Guidance on choosing the target difference and undertaking and reporting the sample size calculation for a randomised controlled trial

Read the full article at BMC Open Access (published November 2018).


Statistics and methodology in brief

Translators between the two scientific systems, medicine and mathematics

In every kind of research, the quality of results depends on the rigour and precision of the statistics and methodology forming its underlying scaffolding. In clinical research, such rigour means applying appropriate statistical and mathematical methods and principles to medical data, in order to derive numerical (quantitative) answers to the original questions posed by the study.

To support their fellow researchers, statisticians translate the given scientific study question into one that can be answered quantitatively. Then they convey the result of the calculations from numbers back into the words of medical terms.

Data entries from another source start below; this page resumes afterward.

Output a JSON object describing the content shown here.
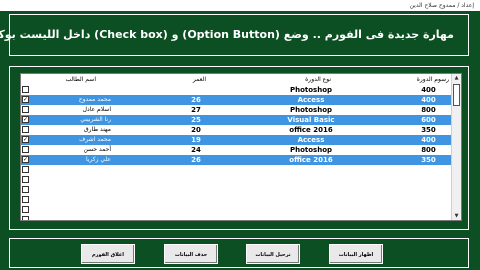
{
  "window": {
    "title": "إعداد / ممدوح صلاح الدين"
  },
  "heading": {
    "text": "مهارة جديدة فى الفورم .. وضع (Option Button) و (Check box) داخل الليست بوكس"
  },
  "list": {
    "columns": {
      "fee": "رسوم الدورة",
      "course": "نوع الدورة",
      "age": "العمر",
      "name": "اسم الطالب"
    },
    "rows": [
      {
        "checked": false,
        "selected": false,
        "fee": "400",
        "course": "Photoshop",
        "age": "",
        "name": ""
      },
      {
        "checked": true,
        "selected": true,
        "fee": "400",
        "course": "Access",
        "age": "26",
        "name": "محمد ممدوح"
      },
      {
        "checked": false,
        "selected": false,
        "fee": "800",
        "course": "Photoshop",
        "age": "27",
        "name": "اسلام عادل"
      },
      {
        "checked": true,
        "selected": true,
        "fee": "600",
        "course": "Visual Basic",
        "age": "25",
        "name": "رنا الشربيني"
      },
      {
        "checked": false,
        "selected": false,
        "fee": "350",
        "course": "office 2016",
        "age": "20",
        "name": "مهند طارق"
      },
      {
        "checked": true,
        "selected": true,
        "fee": "400",
        "course": "Access",
        "age": "19",
        "name": "محمد اشرف"
      },
      {
        "checked": false,
        "selected": false,
        "fee": "800",
        "course": "Photoshop",
        "age": "24",
        "name": "أحمد حسن"
      },
      {
        "checked": true,
        "selected": true,
        "fee": "350",
        "course": "office 2016",
        "age": "26",
        "name": "علي زكريا"
      }
    ],
    "empty_row_count": 6
  },
  "buttons": {
    "show": "اظهار البيانات",
    "transfer": "ترحيل البيانات",
    "delete": "حذف البيانات",
    "close": "اغلاق الفورم"
  },
  "colors": {
    "background": "#0c4f22",
    "selection": "#3f95e2"
  }
}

Effectively, statisticians serve as translators between the two scientific systems, medicine and mathematics, communicating between study questions, statistical modelling, and clinical findings, using the languages of numbers and medical terminology.

Would you like to know how the experts in the Statistics & Methodology Platform are channelling their efforts? For more information, consult the fact sheet below.